I look up to the sky. I see the grey-black clouds floating above the city. I’d feel guilty if I didn’t ride on this day. I dress up, I grab the bike, I start roaming on the road and the skies get darker and darker.
I hold the drops and hunker down to be that bit faster. It’s now inevitable, the skies will fall. Zeus will cry. Then one drop hits my arm. Then I see another on the handlebars. Then another on my glasses.
So it begins.
I prepare myself for the soakng I will receive both from above and below, from the water and gunk my bike will throw at me. Why’d I left the Ass Saver at home? Why did I leave home in the first place?
The rain’s in full force now. I start to feel the cold of the water on my clothes, and instinctively push the pedals harder to heat myself back up. I keep thinking of the records broken in rainy TT courses. A wry smile appears on my face, with the numbers I see on the speedo.
I see the red light at the intersection, I grab some brakes.
The “oh s#@t!” moment lasts only half a second, but it’s an eternity in my mind. The brake track dries up, the pads start working again, I manage to stop.
That monstrosity that people copied from motorbikes may actually have some merit.
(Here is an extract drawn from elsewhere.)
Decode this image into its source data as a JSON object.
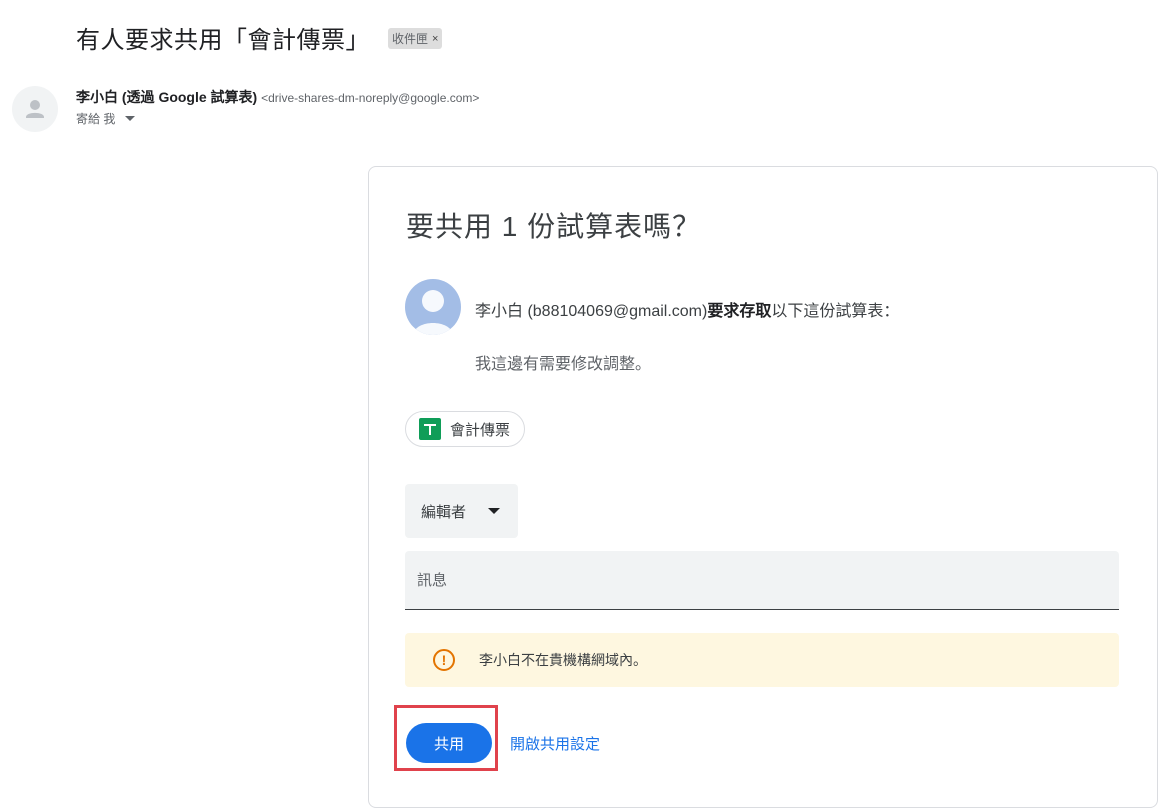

No, they are not as large as the wheel itself, and no, they don’t add a metric ton tho the bike’s weight. Beauty’s in the eye of the beholder, but they can actually look quite clean, exept for the unsightly horns sticking out of your handlebars that happen to be your shift/brake levers. And my bike was too light for the UCI anyway.
Some time later, I find myself searching for the steepest hills in town. Maçka Koppenberg, anyone? Bebek? Narcity Sol? I put it in the granny (36/25, mind you) and manage to get up all of them, while also locking myself into the pain cave and tossing the keys into the river.
Every up has its down.
Carbon fiber is a great structural material, but it’s terrible braking material. In comparative terms. Even with pads made of Swiss unobtainium, they are for stopping, not dissipating the energy of the fat I burned a minute ago.
The pain on the way up turns into panic of fading brake power and the scream of the brakes as they heat up.
Don’t the discs heat up enough to fade? Yes, they do. In, like, auto racing. Where they also glow. Now that would look good, especially at night.
Would I trade more pain going up a hill with less panic going down? Depends on the hills. Many pros (at least those who know their way around corners) wouldn’t. Would you? Depends on how you ride. How much heat you dump into the brakes. Like, doing 300-0 km/h braking every thirty seconds. But you probably don’t.
Enough of the auto racing jokes. If your gross weight is higher than the cycling standard, be it your sheer size, loads you carry on your trip to Mongolia, or the electric motor that propelled you up the climb in the first place, discs may really be a good idea.
by Efe Ballı